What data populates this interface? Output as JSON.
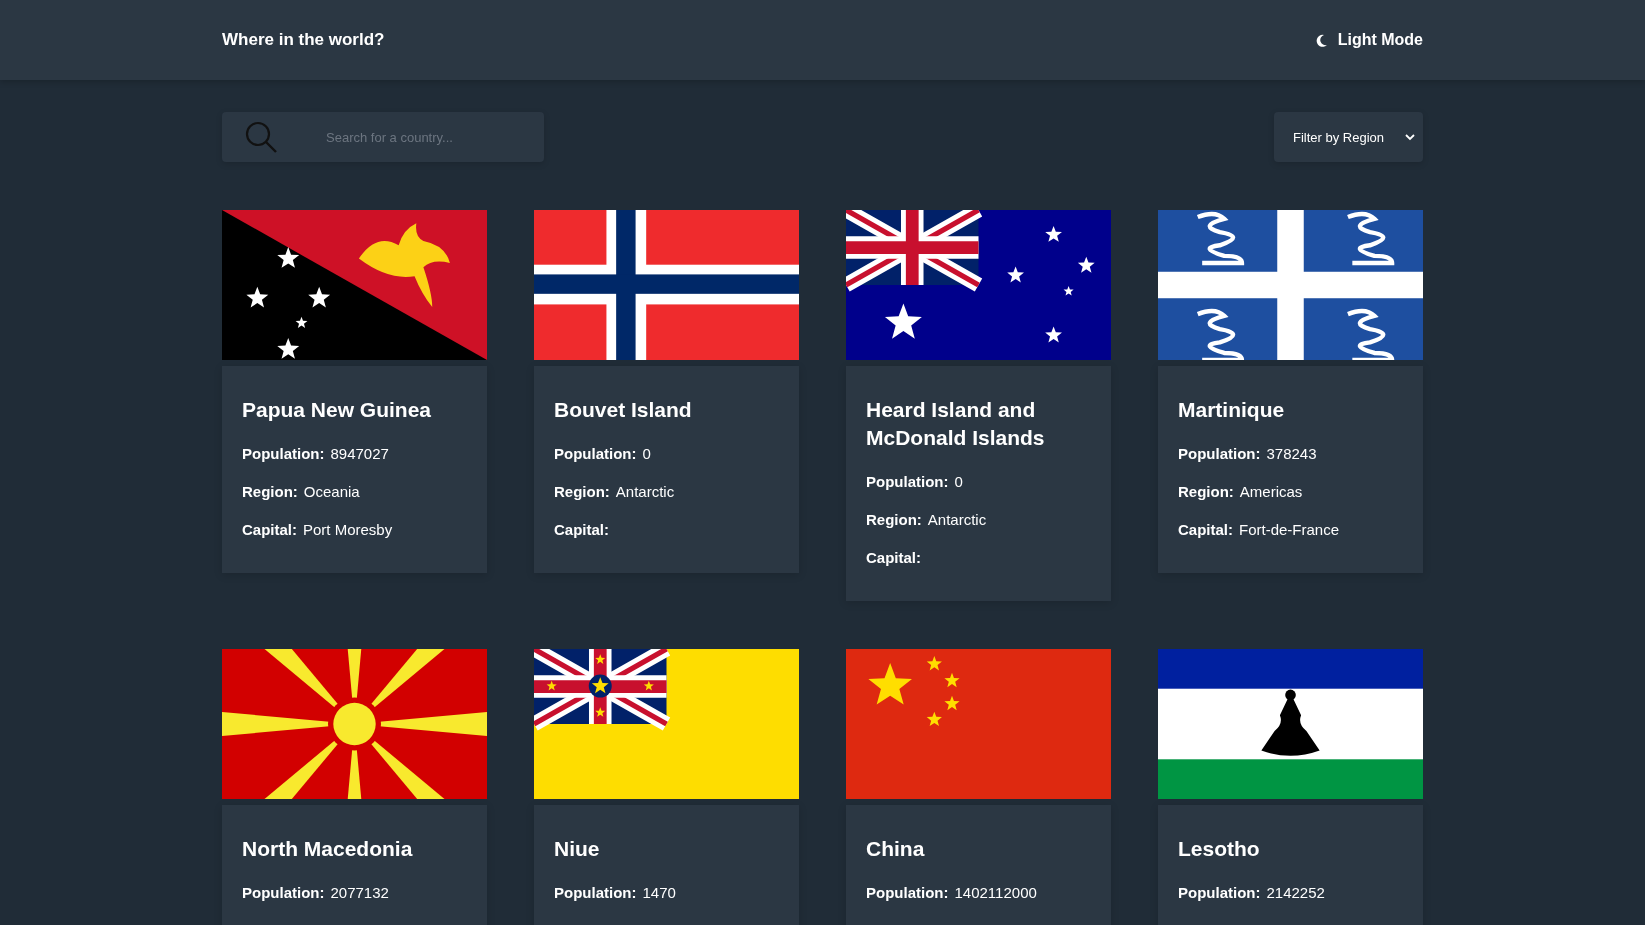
{
  "header": {
    "title": "Where in the world?",
    "mode_toggle": "Light Mode"
  },
  "search": {
    "placeholder": "Search for a country..."
  },
  "filter": {
    "label": "Filter by Region"
  },
  "countries": [
    {
      "name": "Papua New Guinea",
      "kind": "pg",
      "fields": [
        {
          "label": "Population:",
          "value": "8947027"
        },
        {
          "label": "Region:",
          "value": "Oceania"
        },
        {
          "label": "Capital:",
          "value": "Port Moresby"
        }
      ]
    },
    {
      "name": "Bouvet Island",
      "kind": "bv",
      "fields": [
        {
          "label": "Population:",
          "value": "0"
        },
        {
          "label": "Region:",
          "value": "Antarctic"
        },
        {
          "label": "Capital:"
        }
      ]
    },
    {
      "name": "Heard Island and McDonald Islands",
      "kind": "hm",
      "fields": [
        {
          "label": "Population:",
          "value": "0"
        },
        {
          "label": "Region:",
          "value": "Antarctic"
        },
        {
          "label": "Capital:"
        }
      ]
    },
    {
      "name": "Martinique",
      "kind": "mq",
      "fields": [
        {
          "label": "Population:",
          "value": "378243"
        },
        {
          "label": "Region:",
          "value": "Americas"
        },
        {
          "label": "Capital:",
          "value": "Fort-de-France"
        }
      ]
    },
    {
      "name": "North Macedonia",
      "kind": "mk",
      "fields": [
        {
          "label": "Population:",
          "value": "2077132"
        }
      ]
    },
    {
      "name": "Niue",
      "kind": "nu",
      "fields": [
        {
          "label": "Population:",
          "value": "1470"
        }
      ]
    },
    {
      "name": "China",
      "kind": "cn",
      "fields": [
        {
          "label": "Population:",
          "value": "1402112000"
        }
      ]
    },
    {
      "name": "Lesotho",
      "kind": "ls",
      "fields": [
        {
          "label": "Population:",
          "value": "2142252"
        }
      ]
    }
  ]
}
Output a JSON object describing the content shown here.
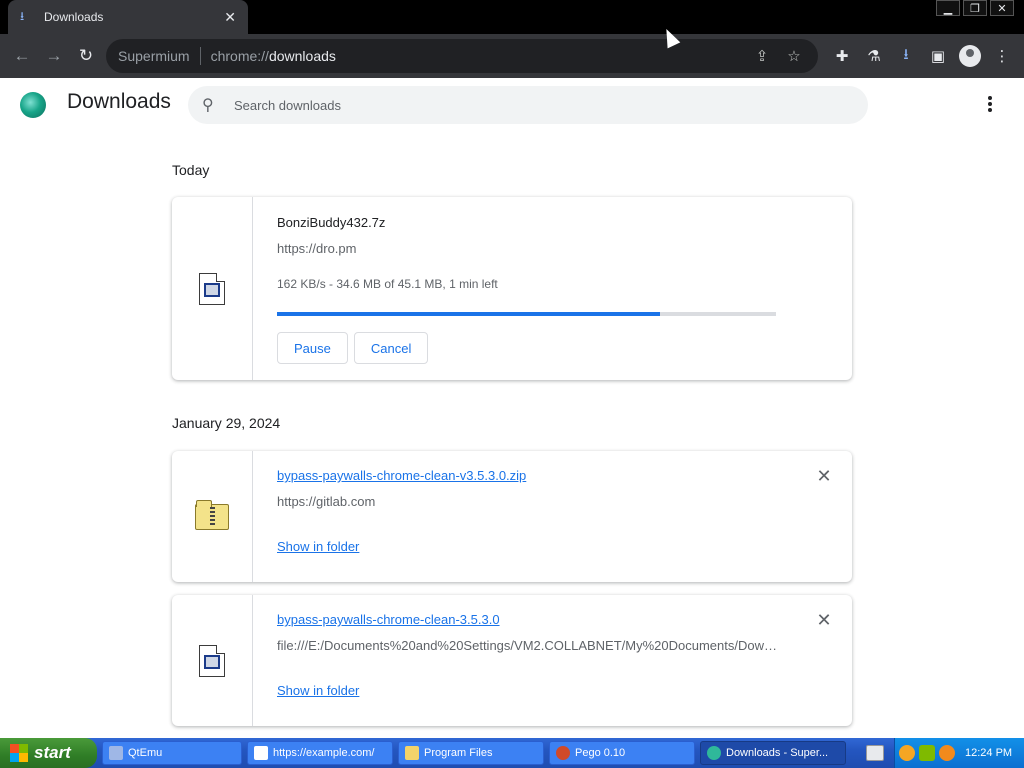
{
  "browser": {
    "tab_title": "Downloads",
    "brand": "Supermium",
    "url_scheme": "chrome://",
    "url_path": "downloads"
  },
  "page": {
    "title": "Downloads",
    "search_placeholder": "Search downloads"
  },
  "sections": [
    {
      "date": "Today",
      "items": [
        {
          "name": "BonziBuddy432.7z",
          "url": "https://dro.pm",
          "status": "162 KB/s - 34.6 MB of 45.1 MB, 1 min left",
          "progress_fraction": 0.767,
          "icon": "document-icon",
          "pause_label": "Pause",
          "cancel_label": "Cancel"
        }
      ]
    },
    {
      "date": "January 29, 2024",
      "items": [
        {
          "name": "bypass-paywalls-chrome-clean-v3.5.3.0.zip",
          "url": "https://gitlab.com",
          "action_label": "Show in folder",
          "icon": "zip-folder-icon",
          "remove_symbol": "✕"
        },
        {
          "name": "bypass-paywalls-chrome-clean-3.5.3.0",
          "url": "file:///E:/Documents%20and%20Settings/VM2.COLLABNET/My%20Documents/Down...",
          "action_label": "Show in folder",
          "icon": "document-icon",
          "remove_symbol": "✕"
        }
      ]
    }
  ],
  "taskbar": {
    "start_label": "start",
    "tasks": [
      {
        "label": "QtEmu",
        "icon_color": "#9fb7e6",
        "active": false
      },
      {
        "label": "https://example.com/",
        "icon_color": "#ffffff",
        "active": false
      },
      {
        "label": "Program Files",
        "icon_color": "#f3d36a",
        "active": false
      },
      {
        "label": "Pego 0.10",
        "icon_color": "#d04a2a",
        "active": false
      },
      {
        "label": "Downloads - Super...",
        "icon_color": "#2fb89a",
        "active": true
      }
    ],
    "clock": "12:24 PM"
  },
  "colors": {
    "accent": "#1a73e8",
    "toolbar": "#35363a",
    "taskbar": "#2456c0"
  }
}
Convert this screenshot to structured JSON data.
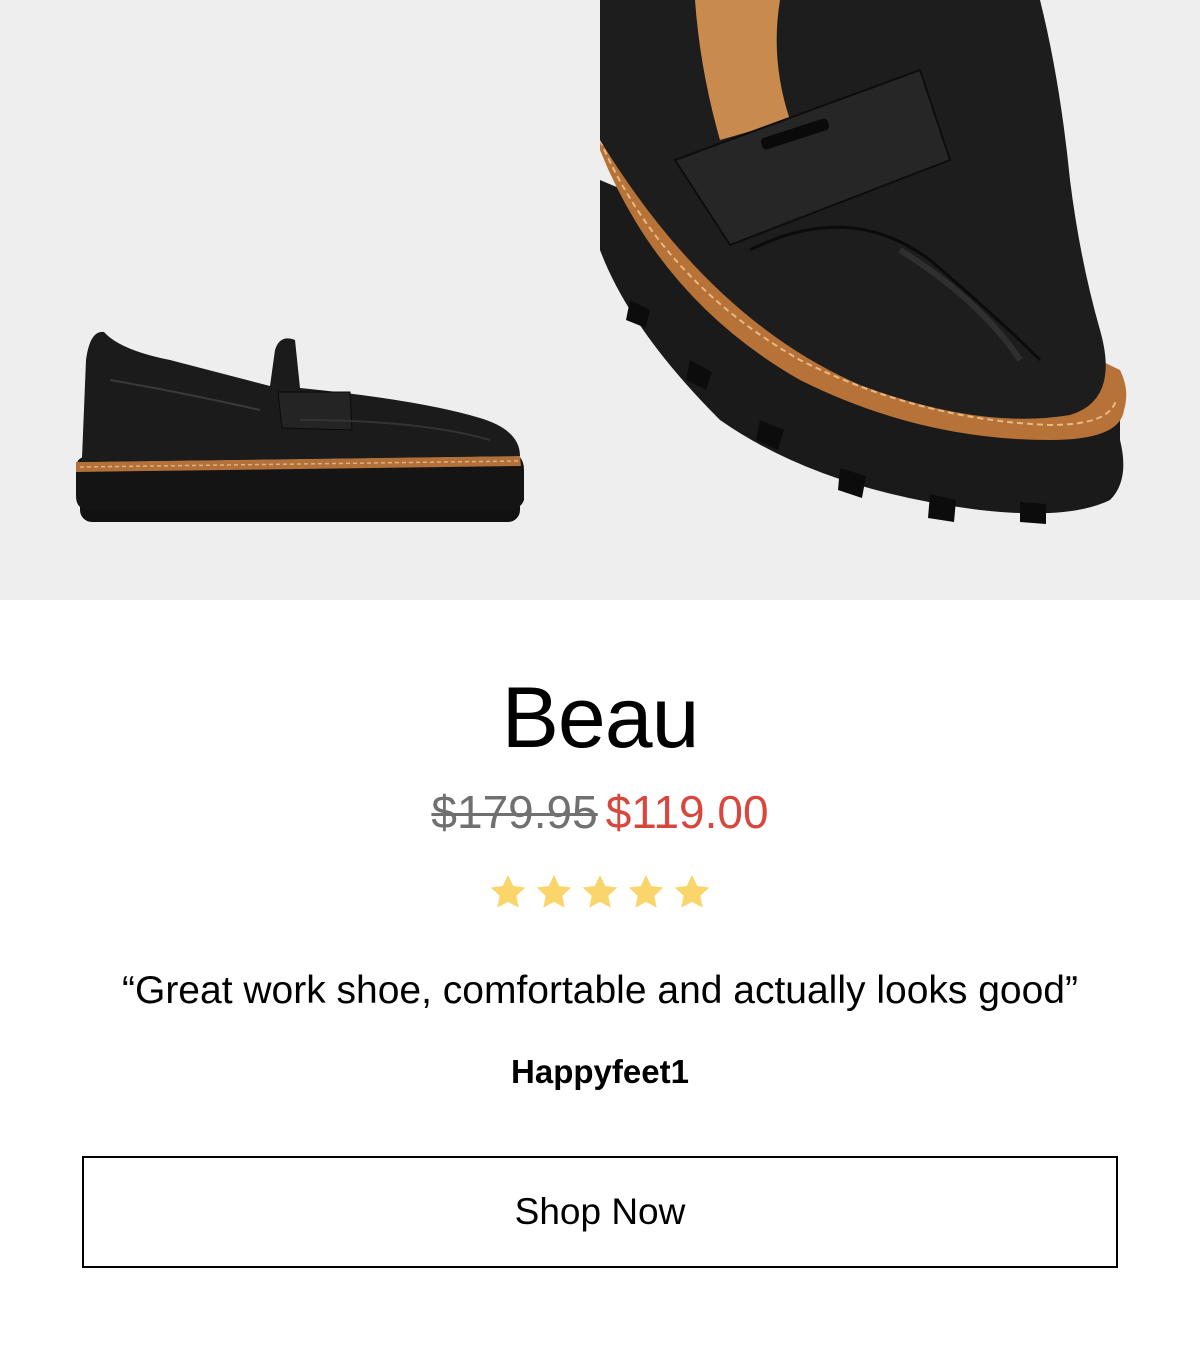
{
  "images": {
    "side_view": "loafer-side-view",
    "closeup": "loafer-toe-closeup"
  },
  "product": {
    "name": "Beau",
    "original_price": "$179.95",
    "sale_price": "$119.00",
    "rating": 5,
    "rating_max": 5
  },
  "review": {
    "quote": "“Great work shoe, comfortable and actually looks good”",
    "author": "Happyfeet1"
  },
  "cta": {
    "label": "Shop Now"
  },
  "colors": {
    "background": "#ffffff",
    "image_bg": "#eeeeee",
    "sale_price": "#d7473e",
    "original_price": "#707070",
    "star": "#f9d56b"
  }
}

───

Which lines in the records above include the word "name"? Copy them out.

» Written solution
      "name": "Papua New Guinea",
      "name": "Bouvet Island",
      "name": "Heard Island and McDonald Islands",
      "name": "Martinique",
      "name": "North Macedonia",
      "name": "Niue",
      "name": "China",
      "name": "Lesotho",
          "name": "BonziBuddy432.7z",
          "name": "bypass-paywalls-chrome-clean-v3.5.3.0.zip",
          "name": "bypass-paywalls-chrome-clean-3.5.3.0",
    "name": "Beau",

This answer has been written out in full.